Nowadays, you can find Kelly buried in textbooks at Illinois State University where she attends school. When she finishes her degree, she wants to find a job as a social worker or a special education teacher. “As long as I get to be around people with disabilities or people that need help,” Kelly told us, “I’ll be happy.” But one of the reasons Kelly will make such an excellent role model to others is because she herself knows how difficult it can be to be different. At elementary school during lunch time, she sat apart from her peers. She ate different foods than they did; watched as everyone else consumed anything they wanted without a second thought. Kelly never shared their carefree attitude. Even at a young age, she was hyper-vigilant about what she ate. The wrong thing, one mistake, could be life-threatening.
Kelly has MSUD, an extremely rare metabolic condition. Because Kelly is missing an essential enzyme in her liver, she is not able to metabolize protein. Therefore, Kelly relies on a formula (fed to her through a G-tube) to receive the necessary minerals and compounds to keep her body alive. On top of that, she was diagnosed with Cerebral Palsy at age 3.
The road to her dreams was not paved and clearly marked. Kelly had to carve it out. She could have just as easily stayed home, instead of joining a wheelchair basketball league where she played for years. It would have been less work for her to bypass community events instead of constantly asking her family or friends for rides. She didn’t have to volunteer her time at an animal shelter or clean up a local beach.

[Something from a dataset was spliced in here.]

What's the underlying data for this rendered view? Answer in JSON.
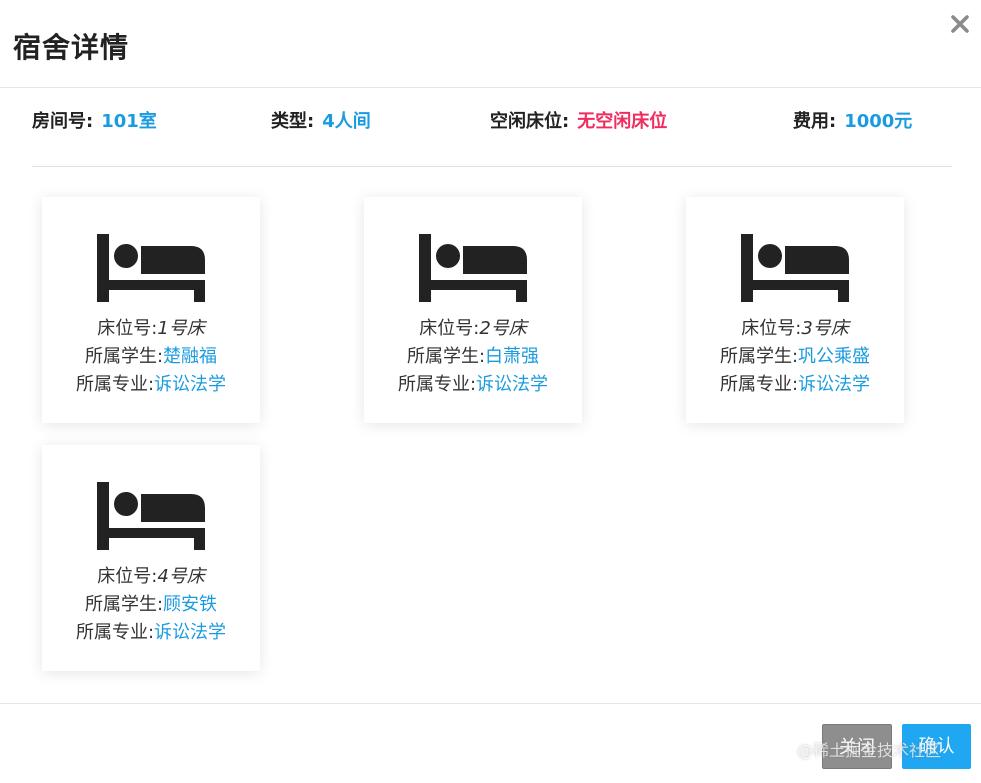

No one asked her to. That’s specifically why she did.
The people that want to live life on a grander scale do not get entangled in the miniscule details of why it shouldn’t work. The tiny “can’ts” and “buts” exist on a level far below them. Kelly has never taken the easy road. She has no interest in starting now. But she needed something she couldn’t get herself. The girl who had always helped everyone else her whole life finally needed something – and Chive Charities couldn’t be happier to step in.
A week after she was born, Kelly’s mom brought her back to the hospital. She wasn’t acting the way her two older brothers had as infants. Shortly after, Kelly fell into a coma. When she woke doctors were able to diagnose her with MSUD. It was a genetic disorder and both her parents were carriers. But unforeseen damage had already been done.

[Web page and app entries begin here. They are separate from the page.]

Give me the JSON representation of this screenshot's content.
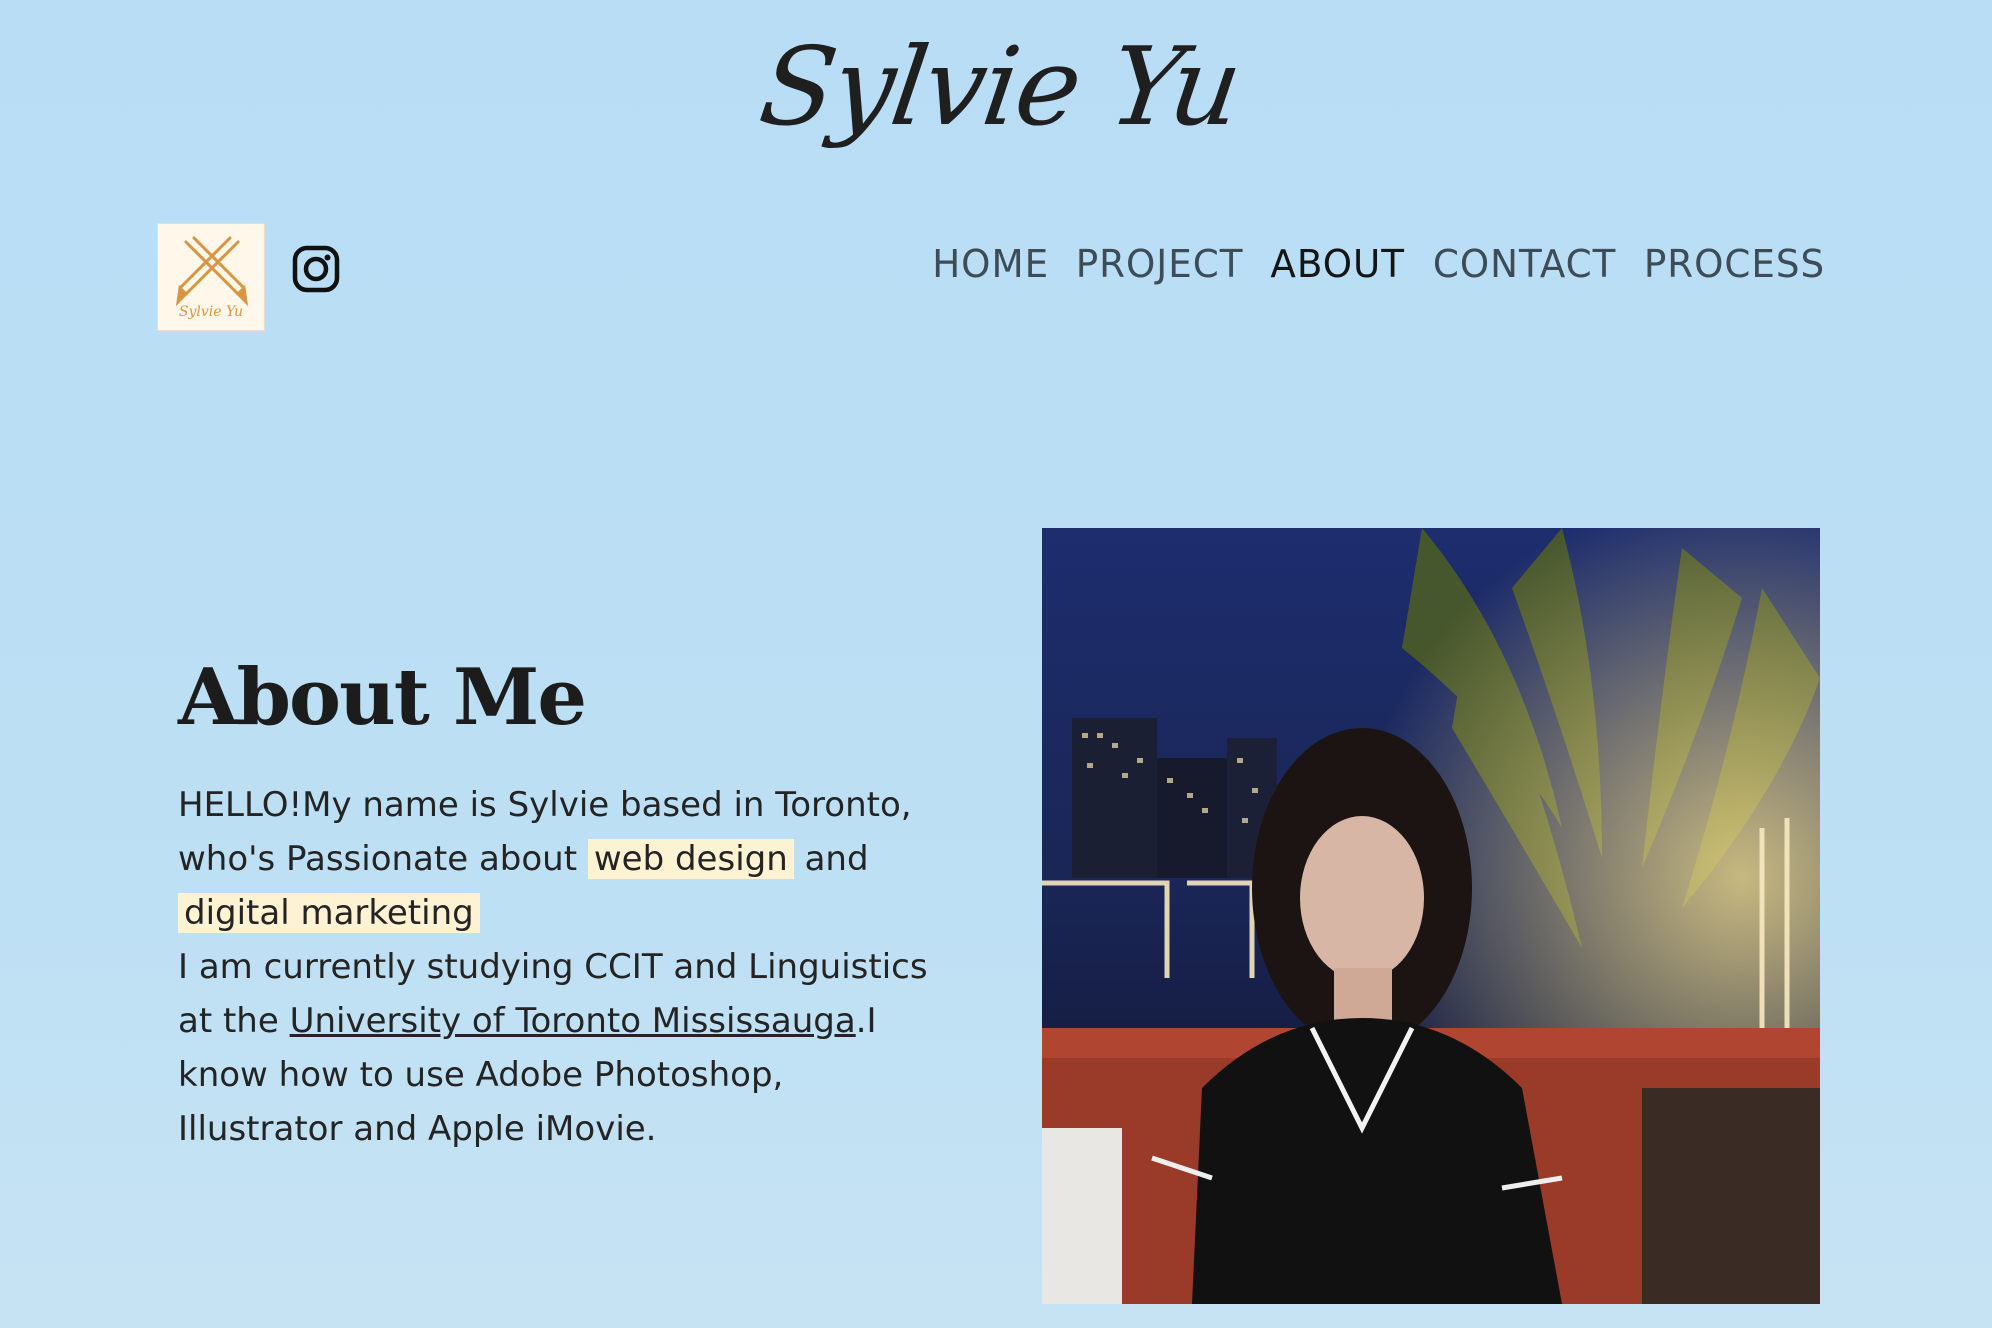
{
  "header": {
    "site_title": "Sylvie Yu",
    "logo": {
      "label": "Sylvie Yu",
      "icon": "crossed-pencils-icon"
    },
    "social": {
      "instagram_icon": "instagram-icon"
    }
  },
  "nav": {
    "items": [
      {
        "label": "HOME",
        "active": false
      },
      {
        "label": "PROJECT",
        "active": false
      },
      {
        "label": "ABOUT",
        "active": true
      },
      {
        "label": "CONTACT",
        "active": false
      },
      {
        "label": "PROCESS",
        "active": false
      }
    ]
  },
  "about": {
    "title": "About Me",
    "intro_part1": "HELLO!My name is Sylvie based in Toronto, who's Passionate about ",
    "highlight1": "web design",
    "between": " and ",
    "highlight2": "digital marketing",
    "studying_prefix": "I am currently studying CCIT and Linguistics at the ",
    "university_link": "University of Toronto Mississauga",
    "skills": ".I know how to use Adobe Photoshop, Illustrator and Apple iMovie."
  },
  "photo": {
    "alt": "portrait-photo"
  },
  "colors": {
    "background": "#b8ddf5",
    "highlight": "#fdf2d2",
    "logo_accent": "#d99542"
  }
}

Because of the two weeks she spent in a coma, Kelly suffered brain damage. It is because of this brain damage that Kelly later received the diagnosis of Cerebral Palsy. The coma that she lapsed into while doctors struggled to find her first diagnosis, caused her second.
Here's the cute little daisy in school.
Kelly became a Girl Scout because she wanted to help others. She wanted to donate her time and effort to bringing more happiness into the world. Alone, that is an admirable and outstanding quality. Considering Kelly’s own disabilities, it’s inspiring.
Sports and group activities have always been important to Kelly. She waterskis, swims, plays soccer, shoots hoops, and is always looking forward to the next adventure. Her appetite for life is insatiable, and it creates an energy that attracts people to her like a moth to a flame.
At the heart of it all, Kelly only wants to be fulfilled in what she does. She wants a job that allows her to give back. But she also wants to be able to do this on her own terms. She wants complete independence, reliance on no one but herself.
With her new ADA van with hand controls provided by the Chive Fund, she’s achieved it. Kelly will only know total independence from this point forward.
This community, more than most, can attest to the power of kindness. We know firsthand how one kind word or deed can change the course of a life. We have built dreams out of nothing in less than a day. Chivers with a few extra bucks in their pocket have come together and in a couple hours, raised more money for a deserving family than they could ever dream. There is no more noble act than an act of kindness, and Kelly has decided to build a career out of them.
Every decision to do good furthers a ripple effect. Those who receive an act of random generosity or kindness are provoked to in turn, pay it forward to another. Chive Fund donors each made the decision to start this ripple effect when they donated to Chive Charities. Chive Charities made the decision to continue it by allocating a $41,000 grant from these funds to change Kelly’s life with a wheelchair-accessible van. If you think this is the end of this story, you are mistaken. Kelly will use this van as a vessel to bring happiness into other’s lives. She will touch everyone she works with, leaving a trail of positivity behind her wherever she goes. And those people will remember her kindnesses, as she remembered ours, and continue this ripple effect farther than any of us could imagine.
This is not the end of Kelly’s story. This is the beginning.